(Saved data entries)
• • • • •
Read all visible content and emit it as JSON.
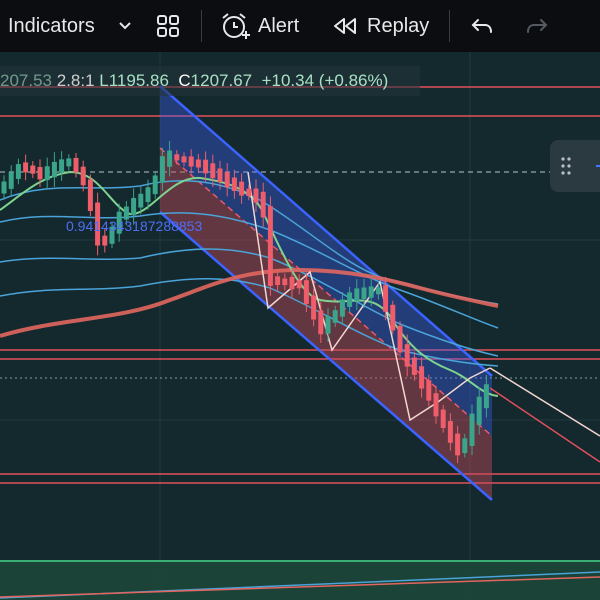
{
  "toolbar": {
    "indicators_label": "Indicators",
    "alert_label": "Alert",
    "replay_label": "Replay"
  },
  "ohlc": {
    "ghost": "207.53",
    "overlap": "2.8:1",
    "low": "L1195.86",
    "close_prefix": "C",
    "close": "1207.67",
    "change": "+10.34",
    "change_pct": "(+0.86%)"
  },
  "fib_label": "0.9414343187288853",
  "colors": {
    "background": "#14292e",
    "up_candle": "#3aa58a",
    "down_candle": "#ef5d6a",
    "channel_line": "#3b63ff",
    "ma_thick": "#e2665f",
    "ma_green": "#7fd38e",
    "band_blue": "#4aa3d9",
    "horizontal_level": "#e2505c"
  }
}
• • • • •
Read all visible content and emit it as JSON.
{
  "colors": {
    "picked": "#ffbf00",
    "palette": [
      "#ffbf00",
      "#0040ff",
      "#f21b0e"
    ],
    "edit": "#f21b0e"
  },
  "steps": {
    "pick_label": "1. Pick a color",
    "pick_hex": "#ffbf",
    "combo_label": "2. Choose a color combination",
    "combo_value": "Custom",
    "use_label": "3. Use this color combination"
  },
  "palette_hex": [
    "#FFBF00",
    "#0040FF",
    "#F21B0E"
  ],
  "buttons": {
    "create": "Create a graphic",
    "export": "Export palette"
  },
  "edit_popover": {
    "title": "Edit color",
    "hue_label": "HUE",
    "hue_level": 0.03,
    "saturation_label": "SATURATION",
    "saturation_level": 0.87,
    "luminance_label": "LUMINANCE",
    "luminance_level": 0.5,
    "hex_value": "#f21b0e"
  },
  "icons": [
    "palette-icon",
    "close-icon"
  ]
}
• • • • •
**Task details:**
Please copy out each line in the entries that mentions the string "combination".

**Task result:**
    "combo_label": "2. Choose a color combination",
    "use_label": "3. Use this color combination"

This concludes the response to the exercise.